**Work instruction:**
Find and return every line of the data that contains the word "message".

Element data from apps and pages
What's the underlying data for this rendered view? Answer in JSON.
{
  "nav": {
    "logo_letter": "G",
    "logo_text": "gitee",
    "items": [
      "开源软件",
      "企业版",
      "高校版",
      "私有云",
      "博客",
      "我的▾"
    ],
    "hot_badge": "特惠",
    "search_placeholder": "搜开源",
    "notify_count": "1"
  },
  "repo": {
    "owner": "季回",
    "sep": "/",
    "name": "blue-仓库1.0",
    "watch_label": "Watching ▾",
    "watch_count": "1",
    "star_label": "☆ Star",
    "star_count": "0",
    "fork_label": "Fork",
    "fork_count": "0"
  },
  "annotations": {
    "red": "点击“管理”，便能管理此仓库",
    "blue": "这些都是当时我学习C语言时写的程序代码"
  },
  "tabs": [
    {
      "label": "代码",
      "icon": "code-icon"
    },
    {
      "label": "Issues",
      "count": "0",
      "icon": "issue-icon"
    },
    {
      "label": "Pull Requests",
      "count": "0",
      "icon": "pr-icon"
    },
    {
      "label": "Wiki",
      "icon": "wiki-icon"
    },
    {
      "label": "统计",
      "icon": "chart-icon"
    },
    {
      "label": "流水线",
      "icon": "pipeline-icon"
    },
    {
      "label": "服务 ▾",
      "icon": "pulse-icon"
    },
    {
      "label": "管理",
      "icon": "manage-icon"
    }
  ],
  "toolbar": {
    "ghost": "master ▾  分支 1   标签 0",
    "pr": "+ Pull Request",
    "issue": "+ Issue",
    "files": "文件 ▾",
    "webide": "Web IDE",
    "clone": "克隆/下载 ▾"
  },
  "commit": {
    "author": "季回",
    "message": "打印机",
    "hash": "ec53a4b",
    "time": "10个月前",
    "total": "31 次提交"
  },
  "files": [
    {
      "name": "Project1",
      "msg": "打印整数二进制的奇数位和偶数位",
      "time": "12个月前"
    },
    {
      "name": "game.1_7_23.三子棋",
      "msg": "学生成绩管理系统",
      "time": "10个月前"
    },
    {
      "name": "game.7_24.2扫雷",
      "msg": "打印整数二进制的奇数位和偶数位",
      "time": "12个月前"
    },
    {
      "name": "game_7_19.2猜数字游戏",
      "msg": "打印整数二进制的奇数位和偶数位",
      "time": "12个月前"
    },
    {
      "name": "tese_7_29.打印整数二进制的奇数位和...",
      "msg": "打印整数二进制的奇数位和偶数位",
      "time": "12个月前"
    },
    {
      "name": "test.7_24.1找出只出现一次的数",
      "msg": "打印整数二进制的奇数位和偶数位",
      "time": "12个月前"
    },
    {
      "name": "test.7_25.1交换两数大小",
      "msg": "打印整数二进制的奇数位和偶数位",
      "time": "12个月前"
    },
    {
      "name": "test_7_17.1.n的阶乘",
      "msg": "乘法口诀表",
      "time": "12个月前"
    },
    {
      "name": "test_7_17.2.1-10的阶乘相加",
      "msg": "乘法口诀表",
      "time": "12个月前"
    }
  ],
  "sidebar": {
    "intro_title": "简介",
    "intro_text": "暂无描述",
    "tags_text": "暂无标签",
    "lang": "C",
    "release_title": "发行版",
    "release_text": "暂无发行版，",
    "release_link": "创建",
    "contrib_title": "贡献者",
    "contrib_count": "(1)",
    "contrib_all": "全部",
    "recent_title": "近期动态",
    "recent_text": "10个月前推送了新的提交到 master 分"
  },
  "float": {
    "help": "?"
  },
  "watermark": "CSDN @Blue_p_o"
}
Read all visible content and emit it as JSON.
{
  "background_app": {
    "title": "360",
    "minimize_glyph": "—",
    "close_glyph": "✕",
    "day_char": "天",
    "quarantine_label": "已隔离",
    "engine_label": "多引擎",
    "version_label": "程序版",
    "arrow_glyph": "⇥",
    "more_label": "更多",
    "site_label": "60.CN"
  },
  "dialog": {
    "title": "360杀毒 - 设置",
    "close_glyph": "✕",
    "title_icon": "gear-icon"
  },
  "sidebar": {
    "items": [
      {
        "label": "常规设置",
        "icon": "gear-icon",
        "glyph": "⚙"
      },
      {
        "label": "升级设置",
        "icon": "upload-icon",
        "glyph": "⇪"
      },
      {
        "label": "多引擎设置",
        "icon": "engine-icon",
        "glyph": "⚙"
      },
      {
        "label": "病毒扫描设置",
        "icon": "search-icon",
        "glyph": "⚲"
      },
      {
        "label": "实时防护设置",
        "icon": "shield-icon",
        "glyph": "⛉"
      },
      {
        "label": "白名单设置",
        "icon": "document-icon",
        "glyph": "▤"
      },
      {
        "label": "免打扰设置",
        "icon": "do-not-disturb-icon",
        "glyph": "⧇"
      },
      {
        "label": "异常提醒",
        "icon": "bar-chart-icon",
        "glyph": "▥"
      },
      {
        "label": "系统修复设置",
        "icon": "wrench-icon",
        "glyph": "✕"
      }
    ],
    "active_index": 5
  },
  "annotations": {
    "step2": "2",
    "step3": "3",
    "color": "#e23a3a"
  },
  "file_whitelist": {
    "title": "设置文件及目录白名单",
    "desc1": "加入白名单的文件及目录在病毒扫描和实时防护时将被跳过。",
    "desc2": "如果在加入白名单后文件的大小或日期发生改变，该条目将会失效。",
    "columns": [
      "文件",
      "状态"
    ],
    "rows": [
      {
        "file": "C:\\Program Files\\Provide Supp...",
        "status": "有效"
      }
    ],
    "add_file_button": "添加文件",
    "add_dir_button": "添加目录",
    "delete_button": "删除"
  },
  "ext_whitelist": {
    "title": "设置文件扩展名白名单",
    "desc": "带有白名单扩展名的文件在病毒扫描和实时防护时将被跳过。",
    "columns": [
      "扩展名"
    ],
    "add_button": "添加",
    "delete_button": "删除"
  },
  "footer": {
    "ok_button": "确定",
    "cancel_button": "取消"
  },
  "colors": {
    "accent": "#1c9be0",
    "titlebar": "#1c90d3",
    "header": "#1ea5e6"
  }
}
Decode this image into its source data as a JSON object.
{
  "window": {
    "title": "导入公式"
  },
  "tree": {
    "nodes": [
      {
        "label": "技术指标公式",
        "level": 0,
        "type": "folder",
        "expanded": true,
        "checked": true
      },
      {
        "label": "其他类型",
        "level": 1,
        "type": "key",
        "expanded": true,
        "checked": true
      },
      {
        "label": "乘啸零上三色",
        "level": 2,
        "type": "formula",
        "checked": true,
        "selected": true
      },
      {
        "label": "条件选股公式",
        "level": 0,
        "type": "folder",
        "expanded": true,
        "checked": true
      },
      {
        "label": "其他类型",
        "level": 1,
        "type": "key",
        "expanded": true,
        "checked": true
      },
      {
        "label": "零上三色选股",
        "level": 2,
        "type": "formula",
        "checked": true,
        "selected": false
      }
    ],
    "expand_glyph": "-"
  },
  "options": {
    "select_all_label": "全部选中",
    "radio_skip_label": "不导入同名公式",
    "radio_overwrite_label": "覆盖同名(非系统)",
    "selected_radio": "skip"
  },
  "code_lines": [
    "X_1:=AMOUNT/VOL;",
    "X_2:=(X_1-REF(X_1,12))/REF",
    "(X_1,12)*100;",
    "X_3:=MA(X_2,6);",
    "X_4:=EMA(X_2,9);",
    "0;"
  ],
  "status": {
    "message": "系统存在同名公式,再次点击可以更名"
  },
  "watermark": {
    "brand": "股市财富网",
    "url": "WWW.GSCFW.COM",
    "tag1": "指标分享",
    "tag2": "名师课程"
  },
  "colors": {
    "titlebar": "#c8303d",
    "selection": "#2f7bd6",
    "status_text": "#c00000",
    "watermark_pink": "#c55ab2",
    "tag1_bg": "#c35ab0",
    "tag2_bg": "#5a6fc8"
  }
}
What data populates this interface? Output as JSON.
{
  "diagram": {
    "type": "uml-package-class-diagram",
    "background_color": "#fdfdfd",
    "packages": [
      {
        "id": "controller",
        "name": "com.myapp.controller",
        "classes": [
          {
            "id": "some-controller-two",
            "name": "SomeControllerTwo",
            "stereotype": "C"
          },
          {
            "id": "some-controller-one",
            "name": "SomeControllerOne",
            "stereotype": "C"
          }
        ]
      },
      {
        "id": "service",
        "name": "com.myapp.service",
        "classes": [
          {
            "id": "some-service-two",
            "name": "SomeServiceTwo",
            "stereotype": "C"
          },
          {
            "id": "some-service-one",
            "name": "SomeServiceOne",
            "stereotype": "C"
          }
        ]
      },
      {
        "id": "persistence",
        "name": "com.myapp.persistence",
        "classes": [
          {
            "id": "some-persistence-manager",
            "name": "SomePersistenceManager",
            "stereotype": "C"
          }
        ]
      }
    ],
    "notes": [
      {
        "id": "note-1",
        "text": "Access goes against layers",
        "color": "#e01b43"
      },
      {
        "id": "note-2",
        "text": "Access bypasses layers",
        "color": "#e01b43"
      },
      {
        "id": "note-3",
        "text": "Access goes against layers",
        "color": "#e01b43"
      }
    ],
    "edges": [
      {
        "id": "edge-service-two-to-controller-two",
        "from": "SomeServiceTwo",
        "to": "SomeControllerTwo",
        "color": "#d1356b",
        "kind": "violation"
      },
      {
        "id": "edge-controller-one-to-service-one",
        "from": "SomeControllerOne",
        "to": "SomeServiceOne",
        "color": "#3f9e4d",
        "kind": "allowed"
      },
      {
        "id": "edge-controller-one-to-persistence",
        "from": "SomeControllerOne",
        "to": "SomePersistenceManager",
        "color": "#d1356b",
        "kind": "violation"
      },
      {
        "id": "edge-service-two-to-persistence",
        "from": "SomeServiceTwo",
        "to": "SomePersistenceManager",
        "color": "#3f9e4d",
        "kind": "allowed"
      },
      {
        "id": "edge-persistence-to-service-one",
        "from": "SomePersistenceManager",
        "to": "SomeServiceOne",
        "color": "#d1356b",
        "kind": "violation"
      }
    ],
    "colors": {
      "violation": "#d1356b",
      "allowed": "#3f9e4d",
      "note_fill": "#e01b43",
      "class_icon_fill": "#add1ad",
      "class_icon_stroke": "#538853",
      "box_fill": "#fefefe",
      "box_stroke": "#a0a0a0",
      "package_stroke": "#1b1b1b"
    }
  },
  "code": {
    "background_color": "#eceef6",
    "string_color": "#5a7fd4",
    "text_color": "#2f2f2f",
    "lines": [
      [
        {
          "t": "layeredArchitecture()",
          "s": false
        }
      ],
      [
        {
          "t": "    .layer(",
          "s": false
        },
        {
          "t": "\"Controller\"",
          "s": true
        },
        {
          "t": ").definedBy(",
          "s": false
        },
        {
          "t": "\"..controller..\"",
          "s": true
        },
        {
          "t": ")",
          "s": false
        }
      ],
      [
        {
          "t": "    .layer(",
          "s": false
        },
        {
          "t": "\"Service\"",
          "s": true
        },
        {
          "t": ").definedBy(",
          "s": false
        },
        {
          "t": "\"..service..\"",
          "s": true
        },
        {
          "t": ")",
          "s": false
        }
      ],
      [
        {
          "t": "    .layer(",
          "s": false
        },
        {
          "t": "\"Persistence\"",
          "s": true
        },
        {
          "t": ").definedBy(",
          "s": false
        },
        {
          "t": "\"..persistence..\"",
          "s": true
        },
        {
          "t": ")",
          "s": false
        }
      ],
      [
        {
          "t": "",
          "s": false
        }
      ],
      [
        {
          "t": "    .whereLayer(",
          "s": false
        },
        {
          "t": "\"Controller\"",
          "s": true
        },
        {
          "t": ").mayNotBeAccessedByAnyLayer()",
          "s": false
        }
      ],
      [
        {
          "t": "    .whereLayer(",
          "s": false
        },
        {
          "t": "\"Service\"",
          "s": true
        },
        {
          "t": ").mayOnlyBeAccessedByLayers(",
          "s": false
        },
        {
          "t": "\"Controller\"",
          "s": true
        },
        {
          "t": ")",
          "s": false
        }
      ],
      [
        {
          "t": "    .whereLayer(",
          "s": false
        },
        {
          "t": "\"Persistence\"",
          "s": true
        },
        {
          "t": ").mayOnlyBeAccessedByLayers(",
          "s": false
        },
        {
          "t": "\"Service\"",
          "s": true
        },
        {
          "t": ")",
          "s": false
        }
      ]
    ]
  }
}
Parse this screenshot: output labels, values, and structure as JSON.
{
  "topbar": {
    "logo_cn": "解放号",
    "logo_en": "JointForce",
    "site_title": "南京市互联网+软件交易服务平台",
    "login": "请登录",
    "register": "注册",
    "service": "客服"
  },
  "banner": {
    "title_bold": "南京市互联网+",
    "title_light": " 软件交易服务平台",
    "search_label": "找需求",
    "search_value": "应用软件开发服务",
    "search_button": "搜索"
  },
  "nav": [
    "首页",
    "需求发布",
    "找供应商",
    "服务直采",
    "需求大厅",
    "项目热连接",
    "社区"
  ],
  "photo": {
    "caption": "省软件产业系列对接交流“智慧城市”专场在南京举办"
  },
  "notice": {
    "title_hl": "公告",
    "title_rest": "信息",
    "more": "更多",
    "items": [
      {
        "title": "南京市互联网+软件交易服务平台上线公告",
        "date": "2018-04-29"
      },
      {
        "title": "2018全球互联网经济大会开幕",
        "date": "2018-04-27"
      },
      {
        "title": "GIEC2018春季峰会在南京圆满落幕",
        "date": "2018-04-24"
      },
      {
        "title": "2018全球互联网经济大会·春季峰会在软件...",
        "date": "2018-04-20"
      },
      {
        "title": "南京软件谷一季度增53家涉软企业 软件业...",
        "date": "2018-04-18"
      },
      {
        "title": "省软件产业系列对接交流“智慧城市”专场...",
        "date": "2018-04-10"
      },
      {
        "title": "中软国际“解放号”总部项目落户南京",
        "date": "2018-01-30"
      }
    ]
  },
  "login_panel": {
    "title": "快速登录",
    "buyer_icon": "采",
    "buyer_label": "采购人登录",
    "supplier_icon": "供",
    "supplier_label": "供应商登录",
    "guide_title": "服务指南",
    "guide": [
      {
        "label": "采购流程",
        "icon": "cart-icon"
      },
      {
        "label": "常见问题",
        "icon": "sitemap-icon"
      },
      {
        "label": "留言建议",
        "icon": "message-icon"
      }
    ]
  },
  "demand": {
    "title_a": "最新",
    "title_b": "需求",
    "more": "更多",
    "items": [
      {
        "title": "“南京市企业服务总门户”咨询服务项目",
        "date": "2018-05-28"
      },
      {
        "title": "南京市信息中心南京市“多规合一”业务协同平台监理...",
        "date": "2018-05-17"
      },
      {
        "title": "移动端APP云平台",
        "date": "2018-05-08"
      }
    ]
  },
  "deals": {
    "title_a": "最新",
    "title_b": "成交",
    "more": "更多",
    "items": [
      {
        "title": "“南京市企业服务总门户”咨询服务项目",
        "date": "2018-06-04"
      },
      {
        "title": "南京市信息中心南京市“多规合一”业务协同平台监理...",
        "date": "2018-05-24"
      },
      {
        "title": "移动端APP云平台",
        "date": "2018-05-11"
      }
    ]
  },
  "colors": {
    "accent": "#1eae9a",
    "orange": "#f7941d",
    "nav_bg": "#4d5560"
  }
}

**Answer box:**
    "message": "打印机",
    "message": "系统存在同名公式,再次点击可以更名"
        "icon": "message-icon"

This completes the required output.